_THE PROBLEM_
Print the listing below in its entirety, character for character.

_DATA TO USE_
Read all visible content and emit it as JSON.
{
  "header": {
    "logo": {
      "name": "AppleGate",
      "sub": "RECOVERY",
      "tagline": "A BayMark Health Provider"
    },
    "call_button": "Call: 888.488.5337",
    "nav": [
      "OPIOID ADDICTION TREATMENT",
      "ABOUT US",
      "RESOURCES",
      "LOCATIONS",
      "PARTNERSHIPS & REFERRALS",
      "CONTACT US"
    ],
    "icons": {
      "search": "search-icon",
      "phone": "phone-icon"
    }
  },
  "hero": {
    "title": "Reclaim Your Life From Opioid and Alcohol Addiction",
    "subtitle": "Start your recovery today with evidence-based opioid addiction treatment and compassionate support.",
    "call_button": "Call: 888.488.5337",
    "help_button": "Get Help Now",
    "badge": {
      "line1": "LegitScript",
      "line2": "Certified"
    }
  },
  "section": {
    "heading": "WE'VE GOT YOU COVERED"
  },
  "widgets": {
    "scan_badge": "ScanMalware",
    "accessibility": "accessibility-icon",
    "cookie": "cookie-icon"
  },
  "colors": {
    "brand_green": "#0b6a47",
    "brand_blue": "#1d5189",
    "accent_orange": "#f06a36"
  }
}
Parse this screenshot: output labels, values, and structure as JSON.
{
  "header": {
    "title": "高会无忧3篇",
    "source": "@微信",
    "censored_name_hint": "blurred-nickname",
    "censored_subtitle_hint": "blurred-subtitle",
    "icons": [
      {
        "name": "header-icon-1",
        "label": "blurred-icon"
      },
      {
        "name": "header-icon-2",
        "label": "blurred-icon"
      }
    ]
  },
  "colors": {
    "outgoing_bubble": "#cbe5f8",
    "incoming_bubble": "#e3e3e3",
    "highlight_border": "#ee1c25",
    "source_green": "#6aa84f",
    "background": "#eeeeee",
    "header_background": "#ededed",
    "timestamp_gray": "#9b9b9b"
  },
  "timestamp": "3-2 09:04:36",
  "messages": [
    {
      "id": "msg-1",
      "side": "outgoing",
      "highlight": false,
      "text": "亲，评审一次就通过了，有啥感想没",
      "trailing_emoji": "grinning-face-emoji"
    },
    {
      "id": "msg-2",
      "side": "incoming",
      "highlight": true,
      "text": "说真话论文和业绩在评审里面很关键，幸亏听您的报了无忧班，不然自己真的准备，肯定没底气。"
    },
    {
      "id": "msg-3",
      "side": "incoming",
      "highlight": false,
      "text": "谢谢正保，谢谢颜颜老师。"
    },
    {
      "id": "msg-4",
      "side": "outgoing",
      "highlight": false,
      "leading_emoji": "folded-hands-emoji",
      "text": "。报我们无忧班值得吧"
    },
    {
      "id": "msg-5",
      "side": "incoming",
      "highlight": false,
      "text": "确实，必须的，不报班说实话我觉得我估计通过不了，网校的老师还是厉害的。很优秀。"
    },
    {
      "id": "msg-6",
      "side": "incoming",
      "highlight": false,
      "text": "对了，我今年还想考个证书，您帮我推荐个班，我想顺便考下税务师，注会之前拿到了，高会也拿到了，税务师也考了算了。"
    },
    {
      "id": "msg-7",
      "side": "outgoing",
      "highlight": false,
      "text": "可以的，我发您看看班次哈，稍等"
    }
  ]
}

_WRITTEN SOLUTION_
Read all visible content and emit it as JSON.
{
  "header": {
    "logo": {
      "name": "AppleGate",
      "sub": "RECOVERY",
      "tagline": "A BayMark Health Provider"
    },
    "call_button": "Call: 888.488.5337",
    "nav": [
      "OPIOID ADDICTION TREATMENT",
      "ABOUT US",
      "RESOURCES",
      "LOCATIONS",
      "PARTNERSHIPS & REFERRALS",
      "CONTACT US"
    ],
    "icons": {
      "search": "search-icon",
      "phone": "phone-icon"
    }
  },
  "hero": {
    "title": "Reclaim Your Life From Opioid and Alcohol Addiction",
    "subtitle": "Start your recovery today with evidence-based opioid addiction treatment and compassionate support.",
    "call_button": "Call: 888.488.5337",
    "help_button": "Get Help Now",
    "badge": {
      "line1": "LegitScript",
      "line2": "Certified"
    }
  },
  "section": {
    "heading": "WE'VE GOT YOU COVERED"
  },
  "widgets": {
    "scan_badge": "ScanMalware",
    "accessibility": "accessibility-icon",
    "cookie": "cookie-icon"
  },
  "colors": {
    "brand_green": "#0b6a47",
    "brand_blue": "#1d5189",
    "accent_orange": "#f06a36"
  }
}
Parse this screenshot: output labels, values, and structure as JSON.
{
  "header": {
    "title": "高会无忧3篇",
    "source": "@微信",
    "censored_name_hint": "blurred-nickname",
    "censored_subtitle_hint": "blurred-subtitle",
    "icons": [
      {
        "name": "header-icon-1",
        "label": "blurred-icon"
      },
      {
        "name": "header-icon-2",
        "label": "blurred-icon"
      }
    ]
  },
  "colors": {
    "outgoing_bubble": "#cbe5f8",
    "incoming_bubble": "#e3e3e3",
    "highlight_border": "#ee1c25",
    "source_green": "#6aa84f",
    "background": "#eeeeee",
    "header_background": "#ededed",
    "timestamp_gray": "#9b9b9b"
  },
  "timestamp": "3-2 09:04:36",
  "messages": [
    {
      "id": "msg-1",
      "side": "outgoing",
      "highlight": false,
      "text": "亲，评审一次就通过了，有啥感想没",
      "trailing_emoji": "grinning-face-emoji"
    },
    {
      "id": "msg-2",
      "side": "incoming",
      "highlight": true,
      "text": "说真话论文和业绩在评审里面很关键，幸亏听您的报了无忧班，不然自己真的准备，肯定没底气。"
    },
    {
      "id": "msg-3",
      "side": "incoming",
      "highlight": false,
      "text": "谢谢正保，谢谢颜颜老师。"
    },
    {
      "id": "msg-4",
      "side": "outgoing",
      "highlight": false,
      "leading_emoji": "folded-hands-emoji",
      "text": "。报我们无忧班值得吧"
    },
    {
      "id": "msg-5",
      "side": "incoming",
      "highlight": false,
      "text": "确实，必须的，不报班说实话我觉得我估计通过不了，网校的老师还是厉害的。很优秀。"
    },
    {
      "id": "msg-6",
      "side": "incoming",
      "highlight": false,
      "text": "对了，我今年还想考个证书，您帮我推荐个班，我想顺便考下税务师，注会之前拿到了，高会也拿到了，税务师也考了算了。"
    },
    {
      "id": "msg-7",
      "side": "outgoing",
      "highlight": false,
      "text": "可以的，我发您看看班次哈，稍等"
    }
  ]
}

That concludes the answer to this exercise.